2021 Outlook and Beyond

The strong debut will give Smith an inside track to a 26-man roster spot for 2021, although I believe the best role for him will be as a swingman out of bullpen. He doesn’t profile as a starter or a back-end of the pen pitcher, but given the lack of consistency from the starting rotation after Zac Gallen there will be a need for someone to chew up innings out of the bullpen. Going into the offseason, I’d probably have him either 6th or 7th on the depth chart for the starting rotation behind Gallen, Madison Bumgarner, Luke Weaver, Merrill Kelly, and Caleb Smith.

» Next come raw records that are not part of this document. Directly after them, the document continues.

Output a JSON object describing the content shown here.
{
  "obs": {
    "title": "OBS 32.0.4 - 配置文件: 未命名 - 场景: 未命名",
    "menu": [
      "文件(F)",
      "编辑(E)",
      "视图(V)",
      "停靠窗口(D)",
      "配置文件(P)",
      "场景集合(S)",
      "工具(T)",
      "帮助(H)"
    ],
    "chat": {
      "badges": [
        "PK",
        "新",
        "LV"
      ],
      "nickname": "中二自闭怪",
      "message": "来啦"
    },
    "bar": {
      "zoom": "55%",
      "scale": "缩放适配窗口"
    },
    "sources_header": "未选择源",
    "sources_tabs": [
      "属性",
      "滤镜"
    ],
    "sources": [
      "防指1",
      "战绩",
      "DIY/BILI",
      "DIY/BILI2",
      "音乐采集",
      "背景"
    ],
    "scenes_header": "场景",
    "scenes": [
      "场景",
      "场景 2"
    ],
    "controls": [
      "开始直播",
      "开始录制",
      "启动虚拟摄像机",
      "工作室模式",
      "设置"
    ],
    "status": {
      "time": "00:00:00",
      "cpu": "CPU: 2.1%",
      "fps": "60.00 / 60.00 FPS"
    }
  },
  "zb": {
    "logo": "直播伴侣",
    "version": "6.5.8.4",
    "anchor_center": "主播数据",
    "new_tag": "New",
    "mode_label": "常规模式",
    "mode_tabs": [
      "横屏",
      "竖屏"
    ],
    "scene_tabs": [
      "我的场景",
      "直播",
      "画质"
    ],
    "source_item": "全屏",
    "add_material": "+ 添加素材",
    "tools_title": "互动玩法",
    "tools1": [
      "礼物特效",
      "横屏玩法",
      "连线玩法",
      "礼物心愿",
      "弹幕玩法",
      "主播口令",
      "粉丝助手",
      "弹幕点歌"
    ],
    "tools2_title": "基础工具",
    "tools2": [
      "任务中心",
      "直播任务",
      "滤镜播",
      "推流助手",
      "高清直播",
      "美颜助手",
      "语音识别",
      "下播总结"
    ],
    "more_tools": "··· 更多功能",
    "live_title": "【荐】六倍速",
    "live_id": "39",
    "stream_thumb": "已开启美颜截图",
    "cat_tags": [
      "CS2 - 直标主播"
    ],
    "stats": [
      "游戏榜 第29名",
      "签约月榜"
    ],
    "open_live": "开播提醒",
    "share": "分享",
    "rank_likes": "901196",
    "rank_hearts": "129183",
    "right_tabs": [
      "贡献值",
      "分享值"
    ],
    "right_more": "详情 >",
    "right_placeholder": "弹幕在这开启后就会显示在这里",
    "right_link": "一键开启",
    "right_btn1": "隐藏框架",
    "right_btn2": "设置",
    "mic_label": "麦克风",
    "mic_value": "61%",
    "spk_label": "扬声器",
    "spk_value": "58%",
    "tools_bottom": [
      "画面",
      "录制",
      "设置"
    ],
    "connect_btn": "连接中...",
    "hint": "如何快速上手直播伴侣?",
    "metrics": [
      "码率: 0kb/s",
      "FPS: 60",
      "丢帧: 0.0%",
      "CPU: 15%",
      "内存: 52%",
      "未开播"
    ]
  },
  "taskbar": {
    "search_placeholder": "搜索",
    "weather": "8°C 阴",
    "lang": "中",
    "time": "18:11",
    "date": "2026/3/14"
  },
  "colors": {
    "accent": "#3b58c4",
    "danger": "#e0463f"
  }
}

He’s above-average at producing ground ball contact, although not exceptionally great at it thanks to a solid 4-pitch mix. Smith aggressively fills the zone with his low 90s sinker, which has enough late movement to avoid the barrel, hoping to get ground ball outs early in the count. His secondary stuff isn’t nearly as impressive in comparison, although he’s flashed a decent curveball and slider at times. He’ll need to continually hit the bottom of the strike zone with his pitches and produce ground balls at an above-average rate to stick around. Given his track record in professional baseball in doing that, it’s quite possible for him to continue to be that type of pitcher. His run prevention numbers will likely regress more towards the league average barring major improvements.